| Exercise |
A picture-free, exact copy of all the records below is the goal.
* * * * *
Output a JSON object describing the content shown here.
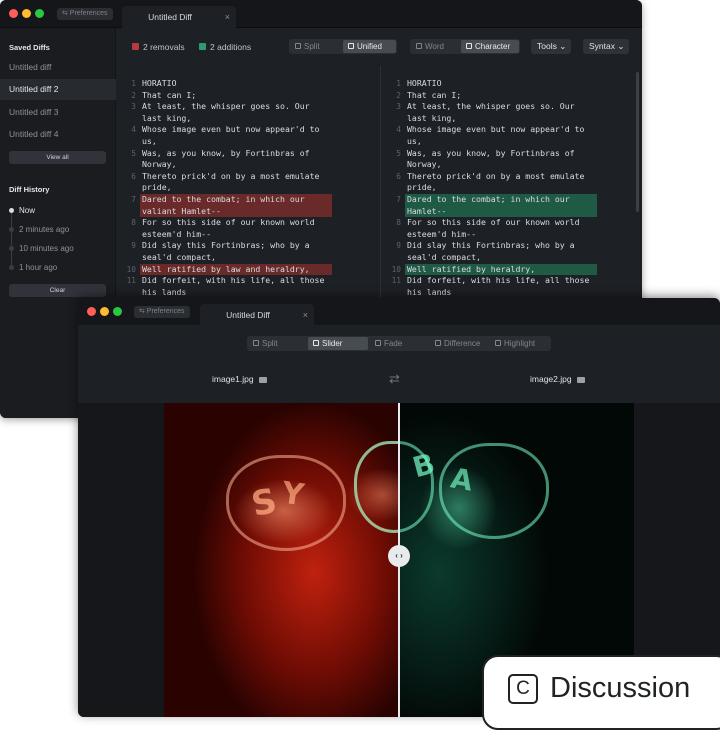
{
  "window1": {
    "preferences": "⇆ Preferences",
    "tab_title": "Untitled Diff",
    "tab_close": "×",
    "sidebar": {
      "saved_heading": "Saved Diffs",
      "saved": [
        "Untitled diff",
        "Untitled diff 2",
        "Untitled diff 3",
        "Untitled diff 4"
      ],
      "active_index": 1,
      "view_all": "View all",
      "history_heading": "Diff History",
      "history": [
        "Now",
        "2 minutes ago",
        "10 minutes ago",
        "1 hour ago"
      ],
      "clear": "Clear"
    },
    "toolbar": {
      "removals": "2 removals",
      "additions": "2 additions",
      "removal_color": "#b83b3b",
      "addition_color": "#2e9b6e",
      "view_split": "Split",
      "view_unified": "Unified",
      "mode_word": "Word",
      "mode_character": "Character",
      "tools": "Tools ⌄",
      "syntax": "Syntax ⌄"
    },
    "left_lines": [
      {
        "n": "1",
        "t": "HORATIO"
      },
      {
        "n": "2",
        "t": "That can I;"
      },
      {
        "n": "3",
        "t": "At least, the whisper goes so. Our"
      },
      {
        "n": "",
        "t": "last king,"
      },
      {
        "n": "4",
        "t": "Whose image even but now appear'd to"
      },
      {
        "n": "",
        "t": "us,"
      },
      {
        "n": "5",
        "t": "Was, as you know, by Fortinbras of"
      },
      {
        "n": "",
        "t": "Norway,"
      },
      {
        "n": "6",
        "t": "Thereto prick'd on by a most emulate"
      },
      {
        "n": "",
        "t": "pride,"
      },
      {
        "n": "7",
        "t": "Dared to the combat; in which our",
        "hl": "del"
      },
      {
        "n": "",
        "t": "valiant Hamlet--",
        "hl": "del"
      },
      {
        "n": "8",
        "t": "For so this side of our known world"
      },
      {
        "n": "",
        "t": "esteem'd him--"
      },
      {
        "n": "9",
        "t": "Did slay this Fortinbras; who by a"
      },
      {
        "n": "",
        "t": "seal'd compact,"
      },
      {
        "n": "10",
        "t": "Well ratified by law and heraldry,",
        "hl": "del"
      },
      {
        "n": "11",
        "t": "Did forfeit, with his life, all those"
      },
      {
        "n": "",
        "t": "his lands"
      }
    ],
    "right_lines": [
      {
        "n": "1",
        "t": "HORATIO"
      },
      {
        "n": "2",
        "t": "That can I;"
      },
      {
        "n": "3",
        "t": "At least, the whisper goes so. Our"
      },
      {
        "n": "",
        "t": "last king,"
      },
      {
        "n": "4",
        "t": "Whose image even but now appear'd to"
      },
      {
        "n": "",
        "t": "us,"
      },
      {
        "n": "5",
        "t": "Was, as you know, by Fortinbras of"
      },
      {
        "n": "",
        "t": "Norway,"
      },
      {
        "n": "6",
        "t": "Thereto prick'd on by a most emulate"
      },
      {
        "n": "",
        "t": "pride,"
      },
      {
        "n": "7",
        "t": "Dared to the combat; in which our",
        "hl": "add"
      },
      {
        "n": "",
        "t": "Hamlet--",
        "hl": "add"
      },
      {
        "n": "8",
        "t": "For so this side of our known world"
      },
      {
        "n": "",
        "t": "esteem'd him--"
      },
      {
        "n": "9",
        "t": "Did slay this Fortinbras; who by a"
      },
      {
        "n": "",
        "t": "seal'd compact,"
      },
      {
        "n": "10",
        "t": "Well ratified by heraldry,",
        "hl": "add"
      },
      {
        "n": "11",
        "t": "Did forfeit, with his life, all those"
      },
      {
        "n": "",
        "t": "his lands"
      }
    ]
  },
  "window2": {
    "preferences": "⇆ Preferences",
    "tab_title": "Untitled Diff",
    "tab_close": "×",
    "modes": [
      "Split",
      "Slider",
      "Fade",
      "Difference",
      "Highlight"
    ],
    "active_mode": "Slider",
    "left_file": "image1.jpg",
    "right_file": "image2.jpg",
    "swap_icon": "⇄",
    "slider_position": 0.5,
    "slider_knob": "‹ ›",
    "left_tint": "#c0210e",
    "right_tint": "#0b3a2c"
  },
  "badge": {
    "icon": "C",
    "label": "Discussion"
  }
}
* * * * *
| Answer space |
Output a JSON object describing the content shown here.
{
  "window1": {
    "preferences": "⇆ Preferences",
    "tab_title": "Untitled Diff",
    "tab_close": "×",
    "sidebar": {
      "saved_heading": "Saved Diffs",
      "saved": [
        "Untitled diff",
        "Untitled diff 2",
        "Untitled diff 3",
        "Untitled diff 4"
      ],
      "active_index": 1,
      "view_all": "View all",
      "history_heading": "Diff History",
      "history": [
        "Now",
        "2 minutes ago",
        "10 minutes ago",
        "1 hour ago"
      ],
      "clear": "Clear"
    },
    "toolbar": {
      "removals": "2 removals",
      "additions": "2 additions",
      "removal_color": "#b83b3b",
      "addition_color": "#2e9b6e",
      "view_split": "Split",
      "view_unified": "Unified",
      "mode_word": "Word",
      "mode_character": "Character",
      "tools": "Tools ⌄",
      "syntax": "Syntax ⌄"
    },
    "left_lines": [
      {
        "n": "1",
        "t": "HORATIO"
      },
      {
        "n": "2",
        "t": "That can I;"
      },
      {
        "n": "3",
        "t": "At least, the whisper goes so. Our"
      },
      {
        "n": "",
        "t": "last king,"
      },
      {
        "n": "4",
        "t": "Whose image even but now appear'd to"
      },
      {
        "n": "",
        "t": "us,"
      },
      {
        "n": "5",
        "t": "Was, as you know, by Fortinbras of"
      },
      {
        "n": "",
        "t": "Norway,"
      },
      {
        "n": "6",
        "t": "Thereto prick'd on by a most emulate"
      },
      {
        "n": "",
        "t": "pride,"
      },
      {
        "n": "7",
        "t": "Dared to the combat; in which our",
        "hl": "del"
      },
      {
        "n": "",
        "t": "valiant Hamlet--",
        "hl": "del"
      },
      {
        "n": "8",
        "t": "For so this side of our known world"
      },
      {
        "n": "",
        "t": "esteem'd him--"
      },
      {
        "n": "9",
        "t": "Did slay this Fortinbras; who by a"
      },
      {
        "n": "",
        "t": "seal'd compact,"
      },
      {
        "n": "10",
        "t": "Well ratified by law and heraldry,",
        "hl": "del"
      },
      {
        "n": "11",
        "t": "Did forfeit, with his life, all those"
      },
      {
        "n": "",
        "t": "his lands"
      }
    ],
    "right_lines": [
      {
        "n": "1",
        "t": "HORATIO"
      },
      {
        "n": "2",
        "t": "That can I;"
      },
      {
        "n": "3",
        "t": "At least, the whisper goes so. Our"
      },
      {
        "n": "",
        "t": "last king,"
      },
      {
        "n": "4",
        "t": "Whose image even but now appear'd to"
      },
      {
        "n": "",
        "t": "us,"
      },
      {
        "n": "5",
        "t": "Was, as you know, by Fortinbras of"
      },
      {
        "n": "",
        "t": "Norway,"
      },
      {
        "n": "6",
        "t": "Thereto prick'd on by a most emulate"
      },
      {
        "n": "",
        "t": "pride,"
      },
      {
        "n": "7",
        "t": "Dared to the combat; in which our",
        "hl": "add"
      },
      {
        "n": "",
        "t": "Hamlet--",
        "hl": "add"
      },
      {
        "n": "8",
        "t": "For so this side of our known world"
      },
      {
        "n": "",
        "t": "esteem'd him--"
      },
      {
        "n": "9",
        "t": "Did slay this Fortinbras; who by a"
      },
      {
        "n": "",
        "t": "seal'd compact,"
      },
      {
        "n": "10",
        "t": "Well ratified by heraldry,",
        "hl": "add"
      },
      {
        "n": "11",
        "t": "Did forfeit, with his life, all those"
      },
      {
        "n": "",
        "t": "his lands"
      }
    ]
  },
  "window2": {
    "preferences": "⇆ Preferences",
    "tab_title": "Untitled Diff",
    "tab_close": "×",
    "modes": [
      "Split",
      "Slider",
      "Fade",
      "Difference",
      "Highlight"
    ],
    "active_mode": "Slider",
    "left_file": "image1.jpg",
    "right_file": "image2.jpg",
    "swap_icon": "⇄",
    "slider_position": 0.5,
    "slider_knob": "‹ ›",
    "left_tint": "#c0210e",
    "right_tint": "#0b3a2c"
  },
  "badge": {
    "icon": "C",
    "label": "Discussion"
  }
}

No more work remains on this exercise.